Still he faces more challenges.
When Adam was born in a Christian missionary hospital in India, his brain, heart, and lungs were healthy. But he was so deformed his family refused to take him home and even threatened to kill him.
That's when Jessica and Raja Paulraj, two employees at the hospital, adopted Adam and quickly found Christians in America willing to help him.
One of them was Dr. John Van Aalst, a plastic surgeon at North Carolina Children's Hospital, who spearheaded Adam's treatment.
"Giving deeply, sacrificially, is one of the greatest God-sends that we can have in our lives," Van Aalst said, explaining why he and others like him first got involved.
Now, a year and a half later, baby Adam is doing great. He laughs a lot, learns, crawls everywhere, and has a new brother, Elliot.
Raja said God gets all the glory.
"When I look back, I remember Romans 8:28, that all things work for good, and I think that's true for me, Jessica, Adam, and Elliot," he said.
Despite his progress, Adam still has some problems. For instance he cannot eat normally because he was born without the roof of his mouth. For that reason, he also cannot talk, even though he desperately wants to communicate.
Jessica said she sees his struggle every day.
"When you tell him to say something, though he can't speak words, formed words right now, with his palette being open, so all the air just comes out more loosely and makes sounds rather than formed speech," she explained.
Adam needs his palette repaired so he can talk and eat like a normal little boy.
Van Aalst said he's a good candidate for the surgery.
"He should be able to speak understandably," he said. "The first time he says 'mommy' or 'daddy,' I can just see Jessica and Raja breaking down in tears."
Adam was supposed to have his palette repaired earlier this summer, but there simply wasn't enough money to cover the surgery so it was postponed until Aug. 23.
Since Adam is a citizen of India, he does not have health insurance and University of North Carolina hospitals must charge for their services. So Adam's parents are relying on donations to pay for their son's treatment.
Raj is grateful for all the people who have offered their help so far.
"The needed money is $150,000," he said. "We have close to $100, 000."
The Medical Foundation of North Carolina set up a fund through which people can donate online through their page dedicated to Baby Adam's story (Find the online giving link at the bottom of page). The website also lists a mailing address at the bottom for those who prefer to write a check.
The family has a website where people can follow Adam's progress.

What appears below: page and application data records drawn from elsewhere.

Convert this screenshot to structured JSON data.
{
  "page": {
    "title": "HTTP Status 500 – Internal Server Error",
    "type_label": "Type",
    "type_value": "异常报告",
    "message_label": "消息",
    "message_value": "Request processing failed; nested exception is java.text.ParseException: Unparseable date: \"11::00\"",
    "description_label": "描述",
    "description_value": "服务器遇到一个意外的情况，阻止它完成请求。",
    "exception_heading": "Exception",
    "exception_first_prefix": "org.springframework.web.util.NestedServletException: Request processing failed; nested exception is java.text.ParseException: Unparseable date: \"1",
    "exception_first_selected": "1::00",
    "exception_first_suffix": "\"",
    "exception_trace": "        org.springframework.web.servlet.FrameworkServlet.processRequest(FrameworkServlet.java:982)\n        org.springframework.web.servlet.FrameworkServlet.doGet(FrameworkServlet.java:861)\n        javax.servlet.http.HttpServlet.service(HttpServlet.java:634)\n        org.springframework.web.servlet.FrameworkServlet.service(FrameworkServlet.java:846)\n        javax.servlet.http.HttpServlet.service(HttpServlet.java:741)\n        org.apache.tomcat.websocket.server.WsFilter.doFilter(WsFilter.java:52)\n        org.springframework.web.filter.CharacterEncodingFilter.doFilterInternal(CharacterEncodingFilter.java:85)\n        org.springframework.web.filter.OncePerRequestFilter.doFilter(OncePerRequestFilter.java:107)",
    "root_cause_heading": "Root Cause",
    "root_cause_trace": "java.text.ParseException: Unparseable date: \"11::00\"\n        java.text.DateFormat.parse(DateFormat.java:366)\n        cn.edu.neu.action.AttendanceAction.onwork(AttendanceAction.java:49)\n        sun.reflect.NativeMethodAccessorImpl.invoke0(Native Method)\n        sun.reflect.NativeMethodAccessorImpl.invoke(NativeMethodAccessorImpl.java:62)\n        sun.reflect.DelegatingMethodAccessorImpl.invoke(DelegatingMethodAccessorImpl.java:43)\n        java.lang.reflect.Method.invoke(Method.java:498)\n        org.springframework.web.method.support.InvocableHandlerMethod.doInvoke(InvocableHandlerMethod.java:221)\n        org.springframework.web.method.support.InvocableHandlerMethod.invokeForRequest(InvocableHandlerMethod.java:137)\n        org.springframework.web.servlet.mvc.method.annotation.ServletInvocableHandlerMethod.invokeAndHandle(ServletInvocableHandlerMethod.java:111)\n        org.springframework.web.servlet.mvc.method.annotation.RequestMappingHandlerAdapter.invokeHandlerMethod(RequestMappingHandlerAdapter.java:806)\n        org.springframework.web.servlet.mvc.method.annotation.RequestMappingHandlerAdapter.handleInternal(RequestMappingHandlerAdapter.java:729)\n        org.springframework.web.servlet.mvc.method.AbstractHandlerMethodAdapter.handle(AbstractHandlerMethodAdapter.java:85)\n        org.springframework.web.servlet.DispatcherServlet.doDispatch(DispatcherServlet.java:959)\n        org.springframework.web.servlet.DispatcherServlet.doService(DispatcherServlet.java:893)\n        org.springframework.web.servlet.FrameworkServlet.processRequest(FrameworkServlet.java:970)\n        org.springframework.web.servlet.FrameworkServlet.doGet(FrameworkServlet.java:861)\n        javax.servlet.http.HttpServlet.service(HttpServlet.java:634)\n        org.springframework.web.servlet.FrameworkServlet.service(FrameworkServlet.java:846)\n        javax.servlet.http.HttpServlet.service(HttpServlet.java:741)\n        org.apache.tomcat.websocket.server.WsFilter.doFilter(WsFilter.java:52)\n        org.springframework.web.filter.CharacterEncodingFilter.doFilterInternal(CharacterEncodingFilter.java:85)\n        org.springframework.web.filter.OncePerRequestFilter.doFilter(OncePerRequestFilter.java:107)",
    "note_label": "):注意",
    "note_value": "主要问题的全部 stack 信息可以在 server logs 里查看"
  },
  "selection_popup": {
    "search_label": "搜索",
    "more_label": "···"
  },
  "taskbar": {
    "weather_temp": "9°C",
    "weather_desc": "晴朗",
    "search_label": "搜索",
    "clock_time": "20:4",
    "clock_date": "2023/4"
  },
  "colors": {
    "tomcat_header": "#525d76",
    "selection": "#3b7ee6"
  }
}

This may be the last time Adam needs major financial help. Next year he's expected to become a U.S. citizen. That means he will be eligible for health insurance that will likely cover his future treatments, which will include nasal reconstruction, prosthetic legs so he can walk, and new hands for a tighter grip.